Multiple irrigation systems in the mountainous areas of north-central Thanh Hoa Province that cost multimillion dollars to build are either left disused or operating ineffectively.
The finding was made following a thorough inspection of 70 such small- and medium-sized constructions in 43 mountainous communes of Thanh Hoa by the provincial People’s Council.
Between 2010 and 2016, 95 small and medium irrigation works were built in the mountainous areas, including one reservoir, 23 weirs, 31 pumping stations and 40 canals.
|Dozens of irrigation systems operating ineffectively in north-central Vietnam.
These buildings cost a total of VND365 billion (US$16.08 million) in development capital.
A further VND651 billion ($28.68 million) was spent on repairs and upgrades of 303 other irrigation systems.
However, over 40% of these buildings – whose construction was overseen by the local administrations – had been faulty by design, leading to difficulty and ineffectiveness in actual operation, the inspection found.
Design flaws include dams being higher than the level of canals, while the canals are at a higher elevation than field surfaces, obstructing the flow of water.
One VND3 billion (US$132,200) canal system in Thanh Hoa’s Quan Son District was buried by a landslide before it could be put into use, according to inspection results.
Another project that cost over VND10 billion (US$440,500) to develop in the province’s Muong Lat District was divided into three separate projects with different design plans, leading to inconsistency in construction.

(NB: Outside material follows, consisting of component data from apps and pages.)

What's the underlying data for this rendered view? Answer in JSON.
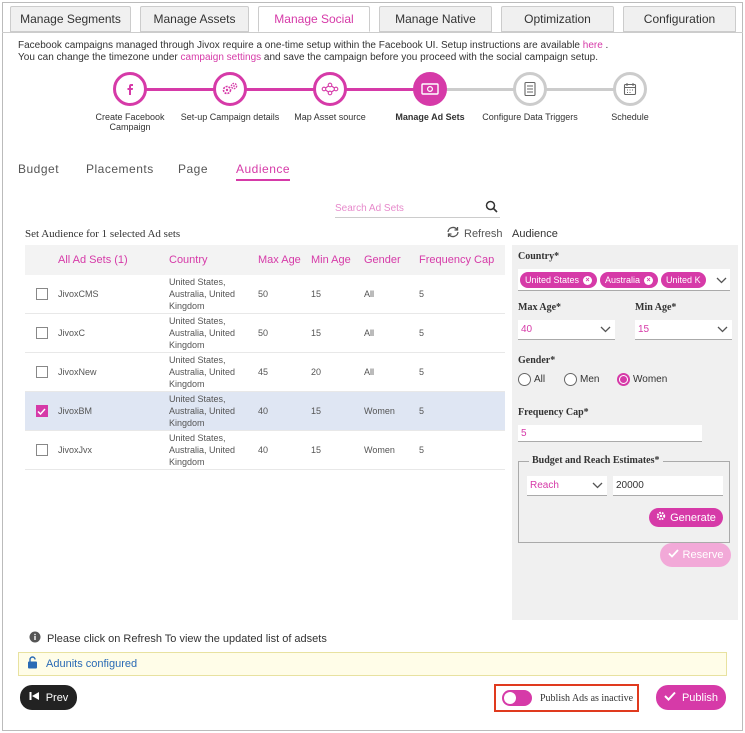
{
  "tabs": [
    "Manage Segments",
    "Manage Assets",
    "Manage Social",
    "Manage Native",
    "Optimization",
    "Configuration"
  ],
  "active_tab": "Manage Social",
  "info": {
    "line1_pre": "Facebook campaigns managed through Jivox require a one-time setup within the Facebook UI. Setup instructions are available ",
    "line1_link": "here",
    "line1_post": " .",
    "line2_pre": "You can change the timezone under ",
    "line2_link": "campaign settings",
    "line2_post": " and save the campaign before you proceed with the social campaign setup."
  },
  "steps": [
    {
      "label": "Create Facebook Campaign",
      "icon": "facebook-icon",
      "state": "done"
    },
    {
      "label": "Set-up Campaign details",
      "icon": "gears-icon",
      "state": "done"
    },
    {
      "label": "Map Asset source",
      "icon": "share-nodes-icon",
      "state": "done"
    },
    {
      "label": "Manage Ad Sets",
      "icon": "money-icon",
      "state": "current"
    },
    {
      "label": "Configure Data Triggers",
      "icon": "list-icon",
      "state": "todo"
    },
    {
      "label": "Schedule",
      "icon": "calendar-icon",
      "state": "todo"
    }
  ],
  "subtabs": [
    "Budget",
    "Placements",
    "Page",
    "Audience"
  ],
  "active_subtab": "Audience",
  "search": {
    "placeholder": "Search Ad Sets"
  },
  "set_audience_label": "Set Audience for 1 selected Ad sets",
  "refresh_label": "Refresh",
  "table": {
    "headers": [
      "All Ad Sets (1)",
      "Country",
      "Max Age",
      "Min Age",
      "Gender",
      "Frequency Cap"
    ],
    "rows": [
      {
        "name": "JivoxCMS",
        "country": "United States, Australia, United Kingdom",
        "max": "50",
        "min": "15",
        "gender": "All",
        "freq": "5",
        "checked": false
      },
      {
        "name": "JivoxC",
        "country": "United States, Australia, United Kingdom",
        "max": "50",
        "min": "15",
        "gender": "All",
        "freq": "5",
        "checked": false
      },
      {
        "name": "JivoxNew",
        "country": "United States, Australia, United Kingdom",
        "max": "45",
        "min": "20",
        "gender": "All",
        "freq": "5",
        "checked": false
      },
      {
        "name": "JivoxBM",
        "country": "United States, Australia, United Kingdom",
        "max": "40",
        "min": "15",
        "gender": "Women",
        "freq": "5",
        "checked": true
      },
      {
        "name": "JivoxJvx",
        "country": "United States, Australia, United Kingdom",
        "max": "40",
        "min": "15",
        "gender": "Women",
        "freq": "5",
        "checked": false
      }
    ]
  },
  "audience": {
    "title": "Audience",
    "country_label": "Country*",
    "countries": [
      "United States",
      "Australia",
      "United K"
    ],
    "max_age_label": "Max Age*",
    "max_age": "40",
    "min_age_label": "Min Age*",
    "min_age": "15",
    "gender_label": "Gender*",
    "gender_options": [
      "All",
      "Men",
      "Women"
    ],
    "gender_selected": "Women",
    "freq_label": "Frequency Cap*",
    "freq": "5",
    "budget_legend": "Budget and Reach Estimates*",
    "estimate_type": "Reach",
    "estimate_value": "20000",
    "generate_label": "Generate",
    "reserve_label": "Reserve"
  },
  "note": "Please click on Refresh To view the updated list of adsets",
  "adunits_label": "Adunits configured",
  "prev_label": "Prev",
  "publish_inactive_label": "Publish Ads as inactive",
  "publish_label": "Publish",
  "colors": {
    "accent": "#d63aa8",
    "selected_row": "#dfe6f3",
    "link": "#2a6ab5"
  }
}
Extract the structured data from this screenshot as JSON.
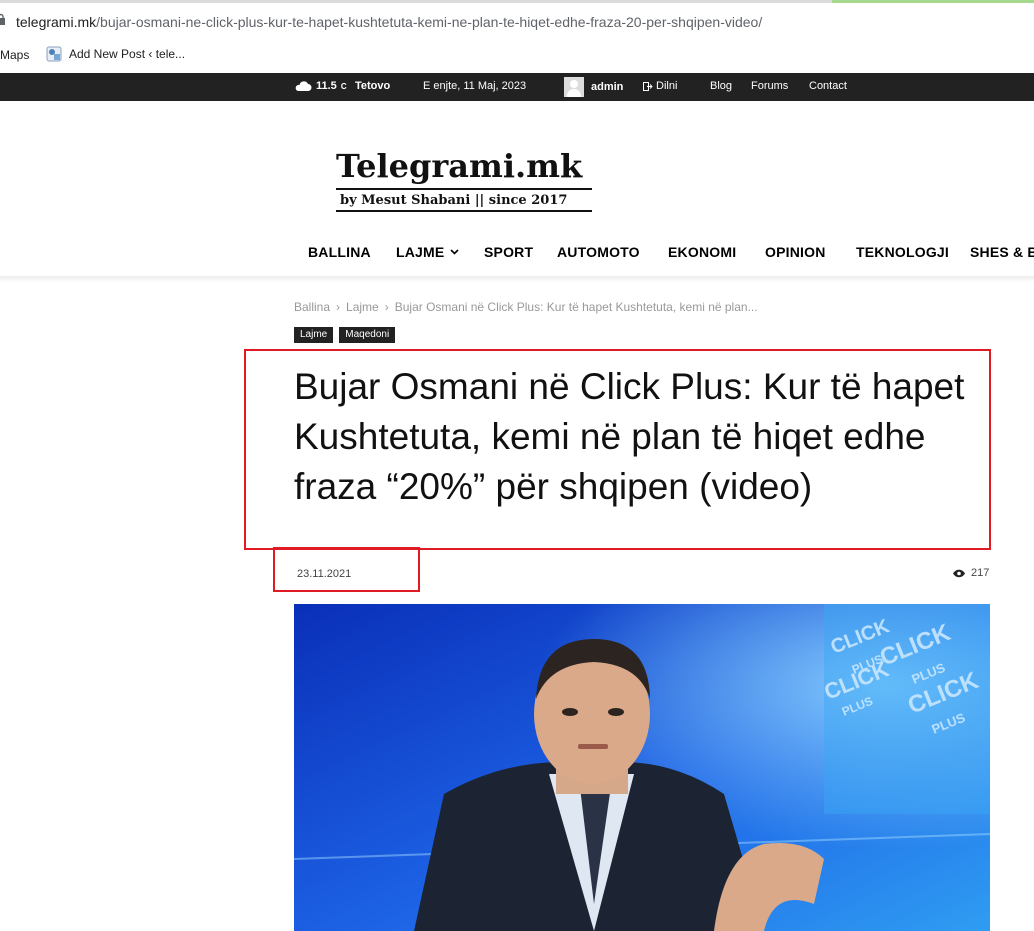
{
  "browser": {
    "url_host": "telegrami.mk",
    "url_path": "/bujar-osmani-ne-click-plus-kur-te-hapet-kushtetuta-kemi-ne-plan-te-hiqet-edhe-fraza-20-per-shqipen-video/",
    "bookmarks": [
      "Maps",
      "Add New Post ‹ tele..."
    ]
  },
  "topbar": {
    "temperature": "11.5",
    "unit": "C",
    "city": "Tetovo",
    "date": "E enjte, 11 Maj, 2023",
    "user": "admin",
    "logout": "Dilni",
    "links": [
      "Blog",
      "Forums",
      "Contact"
    ]
  },
  "logo": {
    "title": "Telegrami.mk",
    "subtitle": "by Mesut Shabani || since 2017"
  },
  "nav": [
    "BALLINA",
    "LAJME",
    "SPORT",
    "AUTOMOTO",
    "EKONOMI",
    "OPINION",
    "TEKNOLOGJI",
    "SHES & BL"
  ],
  "breadcrumb": [
    "Ballina",
    "Lajme",
    "Bujar Osmani në Click Plus: Kur të hapet Kushtetuta, kemi në plan..."
  ],
  "tags": [
    "Lajme",
    "Maqedoni"
  ],
  "article": {
    "title": "Bujar Osmani në Click Plus: Kur të hapet Kushtetuta, kemi në plan të hiqet edhe fraza “20%” për shqipen (video)",
    "date": "23.11.2021",
    "views": "217"
  },
  "hero_logo_text": [
    "CLICK",
    "PLUS"
  ],
  "colors": {
    "highlight": "#e01b24",
    "topbar": "#222222"
  }
}
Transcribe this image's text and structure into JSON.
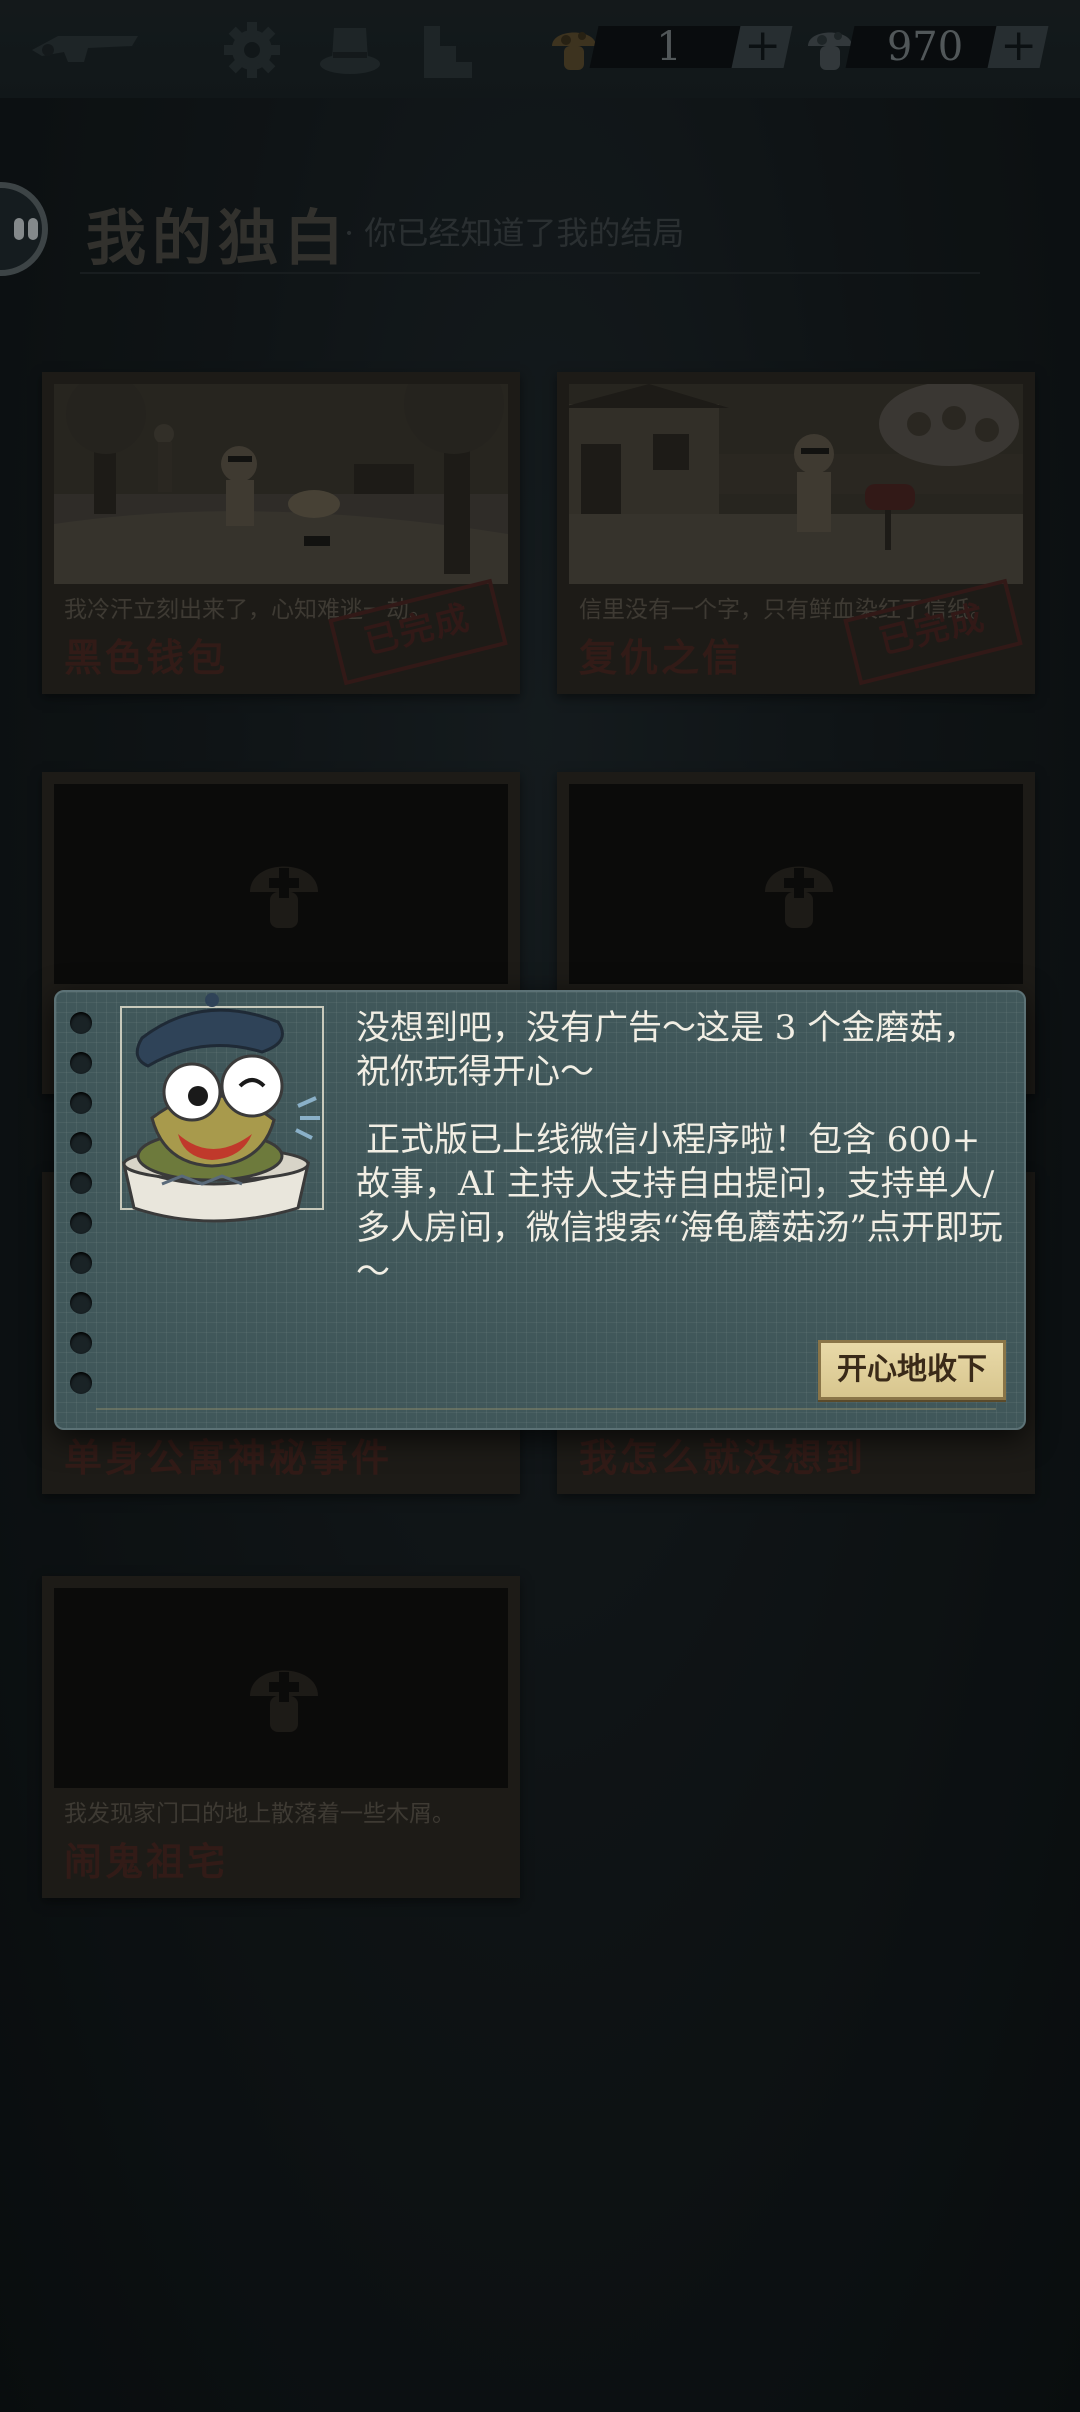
{
  "topbar": {
    "logo_icon": "gun-logo-icon",
    "settings_icon": "gear-icon",
    "hat_icon": "hat-icon",
    "steps_icon": "stairs-icon",
    "gold_mushrooms": {
      "icon": "gold-mushroom-icon",
      "count": "1",
      "plus": "+"
    },
    "mushrooms": {
      "icon": "mushroom-icon",
      "count": "970",
      "plus": "+"
    }
  },
  "header": {
    "back_icon": "back-icon",
    "title": "我的独白",
    "subtitle": "· 你已经知道了我的结局"
  },
  "cards": [
    {
      "name": "黑色钱包",
      "hint": "我冷汗立刻出来了，心知难逃一劫。",
      "stamp": "已完成",
      "state": "completed"
    },
    {
      "name": "复仇之信",
      "hint": "信里没有一个字，只有鲜血染红了信纸。",
      "stamp": "已完成",
      "state": "completed"
    },
    {
      "name": "",
      "hint": "",
      "state": "locked"
    },
    {
      "name": "",
      "hint": "",
      "state": "locked"
    },
    {
      "name": "单身公寓神秘事件",
      "hint": "",
      "state": "locked"
    },
    {
      "name": "我怎么就没想到",
      "hint": "",
      "state": "locked"
    },
    {
      "name": "闹鬼祖宅",
      "hint": "我发现家门口的地上散落着一些木屑。",
      "state": "locked"
    }
  ],
  "modal": {
    "mascot": "turtle-mascot-icon",
    "line1": "没想到吧，没有广告～这是 3 个金磨菇，祝你玩得开心～",
    "line2": "正式版已上线微信小程序啦！包含 600+ 故事，AI 主持人支持自由提问，支持单人/多人房间，微信搜索“海龟蘑菇汤”点开即玩～",
    "button": "开心地收下"
  },
  "colors": {
    "background": "#141a1d",
    "modal": "#40575a",
    "card": "#2a2620",
    "stamp": "#4a2220",
    "button": "#e0d09a"
  }
}
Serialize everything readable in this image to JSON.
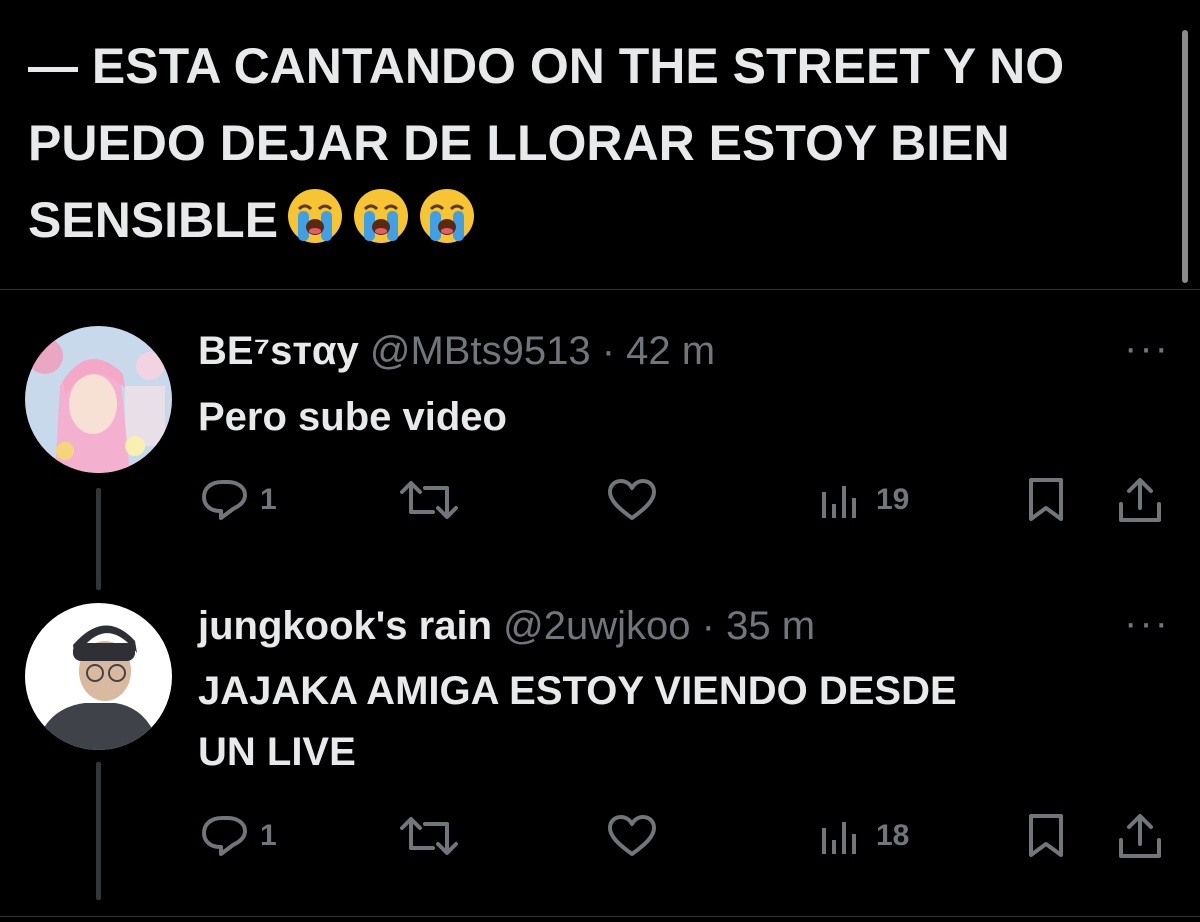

Irrigation systems are crucial to agricultural activities in the mountainous provinces of north-central Vietnam, where water needs to be elevated to upland areas for cropping.